GST impact: Now, buy a BS-IV truck at BS-III price


Photo: iStock

Photo: iStock


  Leading commercial-vehicle makers are giving steep double-digit discounts to bring back momentum in the segment, which has struggled to recover since last year’s demonetisation. 


Along with the discounts and a goods and services tax (GST)-led reduction, current selling prices of BS (Bharat Stage)-IV variant trucks are in many cases comparable to the rates for BS-III trucks.

BS-IV trucks, which emit fewer pollutants than BS-III vehicles do, were said to have the latest technology and supposed to command 5-10 per cent higher prices.

A transport firm with a national presence was out in the market to seal a deal for 25 trucks (with a capacity of 11 tonnes each) in June this year. Tata Motors is learnt to have offered this company Rs 11.10 lakh for each such BS-IV vehicle against the quoted price of Rs 13.10 lakh. 

However, the deal took place in mid-July owing to a transition to the GST. The new tax rate brought a further cut in prices and billing was done at almost 6 per cent lower at Rs 10.45 lakh. The same vehicle, which adhered to BS-III standards, used to sell at Rs 10.40 lakh until March 31.

The Supreme Court barred companies from selling BS-III vehicles from April. 

“By the time we got down to signing the deal at the final price with Tata Motors, we were approached by Ashok Leyland and the dealer offered trucks of the same capacity at Rs 10.20 lakh. But we closed the deal with the Tatas,” said an executive at the transport firm.

Dealers usually get to know of all major transactions of fleet owners since common financers work with all the brands.

Companies are admitting that high discounts are being offered. “While the discount levels in the industry continue to be the same or in some cases higher, it is not the case for Ashok Leyland vehicles,” said Vinod K Dasari, managing director, Ashok Leyland. 

Discounts are a function of the demand-supply scenario in the market. Sales of medium and heavy commercial vehicles (M&HCVs) are down 23 per cent in the first four months of FY18 to 71,223 units. The goods carrier, which forms the bulk of this segment, declined 22 per cent to 59,575 units. Light commercial vehicles (LCVs), however, grew at about 10 per cent to 139,614 units. 



  Companies have pushed large stocks to dealers in July since the M&HCV segment had seen a 32 per cent decline in Q1 (first quarter), while LCVs had grown by 8 per cent. 
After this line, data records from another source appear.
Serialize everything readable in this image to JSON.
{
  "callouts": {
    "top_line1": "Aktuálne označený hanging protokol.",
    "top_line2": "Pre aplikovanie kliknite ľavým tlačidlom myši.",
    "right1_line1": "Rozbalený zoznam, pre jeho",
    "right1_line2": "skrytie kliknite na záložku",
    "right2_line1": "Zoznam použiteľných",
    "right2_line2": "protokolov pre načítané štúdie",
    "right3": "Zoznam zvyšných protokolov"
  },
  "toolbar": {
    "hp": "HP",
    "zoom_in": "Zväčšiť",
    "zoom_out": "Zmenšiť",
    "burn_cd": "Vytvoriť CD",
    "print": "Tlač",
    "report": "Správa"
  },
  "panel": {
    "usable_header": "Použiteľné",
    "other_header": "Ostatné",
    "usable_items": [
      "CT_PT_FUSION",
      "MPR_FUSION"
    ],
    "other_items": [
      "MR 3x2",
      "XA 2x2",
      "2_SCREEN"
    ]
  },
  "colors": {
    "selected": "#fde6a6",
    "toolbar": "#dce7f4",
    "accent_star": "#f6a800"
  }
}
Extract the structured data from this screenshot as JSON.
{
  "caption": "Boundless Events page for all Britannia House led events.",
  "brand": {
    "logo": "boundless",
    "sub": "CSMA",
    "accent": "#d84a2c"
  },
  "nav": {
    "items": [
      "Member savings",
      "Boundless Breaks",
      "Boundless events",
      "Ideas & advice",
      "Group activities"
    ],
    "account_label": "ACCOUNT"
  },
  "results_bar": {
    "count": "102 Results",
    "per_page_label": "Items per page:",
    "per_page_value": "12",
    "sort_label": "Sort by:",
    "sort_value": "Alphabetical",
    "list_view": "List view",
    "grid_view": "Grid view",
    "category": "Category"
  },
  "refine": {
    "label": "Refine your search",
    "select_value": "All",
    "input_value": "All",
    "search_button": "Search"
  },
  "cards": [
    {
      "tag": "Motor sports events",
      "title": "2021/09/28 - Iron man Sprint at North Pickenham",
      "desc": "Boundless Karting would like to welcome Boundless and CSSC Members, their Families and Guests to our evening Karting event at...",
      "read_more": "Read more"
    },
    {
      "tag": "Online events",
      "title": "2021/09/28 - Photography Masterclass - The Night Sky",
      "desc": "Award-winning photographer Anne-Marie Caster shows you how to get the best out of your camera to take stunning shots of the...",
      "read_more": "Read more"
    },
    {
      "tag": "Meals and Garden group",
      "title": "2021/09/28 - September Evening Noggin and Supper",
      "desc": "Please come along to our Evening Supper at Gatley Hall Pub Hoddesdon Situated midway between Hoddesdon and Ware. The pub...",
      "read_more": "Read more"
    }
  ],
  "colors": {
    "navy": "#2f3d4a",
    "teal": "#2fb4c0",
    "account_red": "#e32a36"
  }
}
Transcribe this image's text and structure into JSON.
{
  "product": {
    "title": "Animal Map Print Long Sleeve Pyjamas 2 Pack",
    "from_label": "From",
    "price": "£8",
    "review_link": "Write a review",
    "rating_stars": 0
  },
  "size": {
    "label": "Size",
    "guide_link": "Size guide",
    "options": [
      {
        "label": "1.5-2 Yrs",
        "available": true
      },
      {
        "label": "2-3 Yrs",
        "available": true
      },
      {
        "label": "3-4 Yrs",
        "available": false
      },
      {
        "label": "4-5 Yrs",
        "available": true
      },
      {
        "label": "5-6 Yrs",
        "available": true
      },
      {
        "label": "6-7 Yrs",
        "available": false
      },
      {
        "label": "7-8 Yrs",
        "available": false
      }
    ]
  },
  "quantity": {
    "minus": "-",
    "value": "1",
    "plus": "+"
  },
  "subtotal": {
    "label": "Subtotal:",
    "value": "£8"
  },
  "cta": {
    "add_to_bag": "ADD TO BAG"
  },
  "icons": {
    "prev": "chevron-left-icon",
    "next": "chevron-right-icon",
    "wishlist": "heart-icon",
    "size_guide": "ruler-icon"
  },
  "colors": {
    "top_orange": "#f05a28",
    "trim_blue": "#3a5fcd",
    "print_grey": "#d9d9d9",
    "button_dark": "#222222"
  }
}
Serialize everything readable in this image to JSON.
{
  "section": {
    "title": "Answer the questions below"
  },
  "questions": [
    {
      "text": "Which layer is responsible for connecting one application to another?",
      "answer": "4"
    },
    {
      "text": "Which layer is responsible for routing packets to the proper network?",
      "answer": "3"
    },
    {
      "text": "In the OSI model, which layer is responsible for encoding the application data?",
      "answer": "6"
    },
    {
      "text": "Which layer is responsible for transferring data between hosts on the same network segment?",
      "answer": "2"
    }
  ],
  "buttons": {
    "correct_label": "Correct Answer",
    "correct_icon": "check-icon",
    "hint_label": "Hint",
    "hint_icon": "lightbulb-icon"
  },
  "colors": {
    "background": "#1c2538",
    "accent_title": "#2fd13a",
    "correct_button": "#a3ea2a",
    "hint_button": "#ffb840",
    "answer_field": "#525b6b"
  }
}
“Discounts have continued in the market though I cannot give a specific range. Since manufacturers need to use plant capacities, everyone is chasing bulk orders of 10 or more units from buyers,” said Vinod Agarwal, managing director and chief executive officer at Volvo Eicher Commercial Vehicles. 

An industry executive said no manufacturer would admit that it was giving these kinds of discounts but the reality is different. 

Dasari said the company had not and would not chase market share by giving higher discounts or under-pricing. “Our increase in market share along with profitability is proof of that.”

A spokesperson for Tata Motors, the country’s largest commercial vehicle player, said the company only passed on GST benefits to customers. “Over the past three months, the company has seen a strong revival in volumes month after month as the ramp-up in the production of BS-IV vehicles continued and the vehicle demand has increased in the market across various segments,” the spokesperson added. Industry watchers question the growth reported by companies in July dispatches to dealers. 

S P Singh, senior fellow at the Indian Foundation of Transport Research and Training, said the economic indicators did not point to any increase in demand for commercial vehicles.

“The demand being projected is superfluous. Manufacturers have pushed higher stocks to dealers in July and now dealers are struggling to close deals,” he said.

Singh also said confidence in BS-IV vehicles was not high, especially among small operators. It is understood that mechanics at roadside garages are not comfortable addressing issues that crop up in these vehicles. Consequently, such small operators are opting to buy four-five-year-old BS-III vehicles, which have a national permit of 15 years.